ALEXANDRIA, Virginia — A federal judge overseeing one of several lawsuits challenging aspects of the Trump refugee and travel ban executive order had harsh words for the administration on Friday.
US District Judge Leonie Brinkema extended an order providing access to lawyers and preventing the deportation of lawful permanent residents from Dulles International Airport.
In the course of the hearing, however, the Justice Department also put a number on the number of visas affected by the temporary ban on travel from seven Muslim-majority nations: 100,000. The number represents approximately 1% of all visas issued by the US in a given year.
Brinkema, who noted that she handled cases relating to the attacks of Sept. 11, 2001, said in court Friday that she had never seen a public outpouring like the one she has seen in response to the executive order.
“This order touched something in the US that I have never seen before,” she said.
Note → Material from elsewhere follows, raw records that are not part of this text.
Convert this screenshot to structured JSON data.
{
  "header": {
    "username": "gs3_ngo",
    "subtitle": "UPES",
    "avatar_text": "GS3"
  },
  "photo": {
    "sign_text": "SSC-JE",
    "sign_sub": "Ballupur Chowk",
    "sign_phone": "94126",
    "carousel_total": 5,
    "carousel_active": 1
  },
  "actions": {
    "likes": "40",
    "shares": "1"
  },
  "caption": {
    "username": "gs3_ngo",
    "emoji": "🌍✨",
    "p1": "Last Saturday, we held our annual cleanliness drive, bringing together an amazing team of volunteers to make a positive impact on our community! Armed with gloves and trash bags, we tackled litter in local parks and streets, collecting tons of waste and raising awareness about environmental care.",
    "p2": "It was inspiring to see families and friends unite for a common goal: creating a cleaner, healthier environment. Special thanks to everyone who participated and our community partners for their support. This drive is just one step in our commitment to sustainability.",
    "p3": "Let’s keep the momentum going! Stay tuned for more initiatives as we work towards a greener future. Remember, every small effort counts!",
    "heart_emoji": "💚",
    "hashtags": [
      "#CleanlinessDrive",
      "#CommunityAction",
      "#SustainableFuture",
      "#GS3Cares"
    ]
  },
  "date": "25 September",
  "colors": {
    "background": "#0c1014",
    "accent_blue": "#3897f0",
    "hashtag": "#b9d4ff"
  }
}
The president has broad discretion to act on immigration matters, Brinkema noted, but “it's not unfettered.” Not all of the thought that should have gone into the executive order did, she added.
During the hearing, Brinkema also held that Virginia could intervene in the case, over the objection of the Justice Department. The move means the lawsuit could continue even if the Justice Department resolves the claims brought by the individual plaintiffs who initially brought the case.
Although Virginia had questioned whether the attempt to settle claims with the named plaintiffs was an attempt to keep Virginia from joining the lawsuit, Erez Reuveni, a senior litigation counsel in the Office of Immigration Litigation at the Justice Department, pushed back against that, saying, “We will meet Virginia in court, I have no doubt about that,” and later adding, “We are not trying to run and hide.”
In court on Friday, Reuveni said about 100,000 visas had been revoked in the wake of the president's issuance of the executive order; an earlier State Department memo said that they had been “provisionally revoked.”
Near the end of the hearing, Brinkema said it was a “real problem” when people were vetted by the US government and authorized to come to the United States, only to have that authorization revoked without fact-finding and hard evidence that there was a need to do so.
“It has obviously thrown hundreds of thousands of people into states of discomfort,” she said.
In response to Virginia's request that federal officials show that they were following Brinkema's initial order, the judge said that she was troubled by accusations regarding denial of counsel but would hold off for now on taking any action on the request.